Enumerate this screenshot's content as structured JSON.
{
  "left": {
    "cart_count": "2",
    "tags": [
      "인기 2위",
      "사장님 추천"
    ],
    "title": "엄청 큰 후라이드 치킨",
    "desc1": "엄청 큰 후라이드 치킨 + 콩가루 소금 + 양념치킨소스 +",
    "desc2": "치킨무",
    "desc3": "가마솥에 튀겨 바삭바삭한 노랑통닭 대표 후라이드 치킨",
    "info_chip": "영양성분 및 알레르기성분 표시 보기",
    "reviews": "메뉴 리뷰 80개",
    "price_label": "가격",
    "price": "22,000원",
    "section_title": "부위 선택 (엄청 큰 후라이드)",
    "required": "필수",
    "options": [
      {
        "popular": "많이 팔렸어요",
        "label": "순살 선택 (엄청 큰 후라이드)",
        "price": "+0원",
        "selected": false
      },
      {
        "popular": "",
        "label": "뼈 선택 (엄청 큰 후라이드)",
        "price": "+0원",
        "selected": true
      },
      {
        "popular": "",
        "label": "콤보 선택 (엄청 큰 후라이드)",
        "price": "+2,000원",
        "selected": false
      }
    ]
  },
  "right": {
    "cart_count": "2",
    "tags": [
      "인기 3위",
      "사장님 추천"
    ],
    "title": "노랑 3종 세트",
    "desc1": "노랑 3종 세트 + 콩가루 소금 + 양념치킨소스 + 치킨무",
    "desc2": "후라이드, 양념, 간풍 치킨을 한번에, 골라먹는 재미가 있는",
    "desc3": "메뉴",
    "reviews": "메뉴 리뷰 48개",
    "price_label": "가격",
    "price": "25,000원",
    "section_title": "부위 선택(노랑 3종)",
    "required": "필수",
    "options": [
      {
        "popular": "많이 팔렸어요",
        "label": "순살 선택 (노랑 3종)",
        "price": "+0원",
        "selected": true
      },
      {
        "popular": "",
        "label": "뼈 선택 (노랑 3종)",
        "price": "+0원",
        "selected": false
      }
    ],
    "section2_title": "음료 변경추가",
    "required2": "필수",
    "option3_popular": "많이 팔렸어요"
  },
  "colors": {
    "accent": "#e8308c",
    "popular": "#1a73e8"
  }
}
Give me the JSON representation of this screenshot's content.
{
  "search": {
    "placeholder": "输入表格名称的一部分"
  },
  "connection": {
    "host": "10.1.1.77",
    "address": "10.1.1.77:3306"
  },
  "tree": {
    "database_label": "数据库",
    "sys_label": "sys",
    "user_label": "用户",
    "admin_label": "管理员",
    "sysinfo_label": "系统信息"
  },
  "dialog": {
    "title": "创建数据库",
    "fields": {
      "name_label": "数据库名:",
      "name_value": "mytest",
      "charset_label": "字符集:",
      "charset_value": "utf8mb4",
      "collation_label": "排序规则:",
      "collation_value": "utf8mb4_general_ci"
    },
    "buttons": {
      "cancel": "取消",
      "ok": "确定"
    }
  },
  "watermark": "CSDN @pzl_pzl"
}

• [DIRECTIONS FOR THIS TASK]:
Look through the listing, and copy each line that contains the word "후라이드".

• [OUTPUT FOR THIS EXERCISE]:
    "title": "엄청 큰 후라이드 치킨",
    "desc1": "엄청 큰 후라이드 치킨 + 콩가루 소금 + 양념치킨소스 +",
    "desc3": "가마솥에 튀겨 바삭바삭한 노랑통닭 대표 후라이드 치킨",
    "section_title": "부위 선택 (엄청 큰 후라이드)",
        "label": "순살 선택 (엄청 큰 후라이드)",
        "label": "뼈 선택 (엄청 큰 후라이드)",
        "label": "콤보 선택 (엄청 큰 후라이드)",
    "desc2": "후라이드, 양념, 간풍 치킨을 한번에, 골라먹는 재미가 있는",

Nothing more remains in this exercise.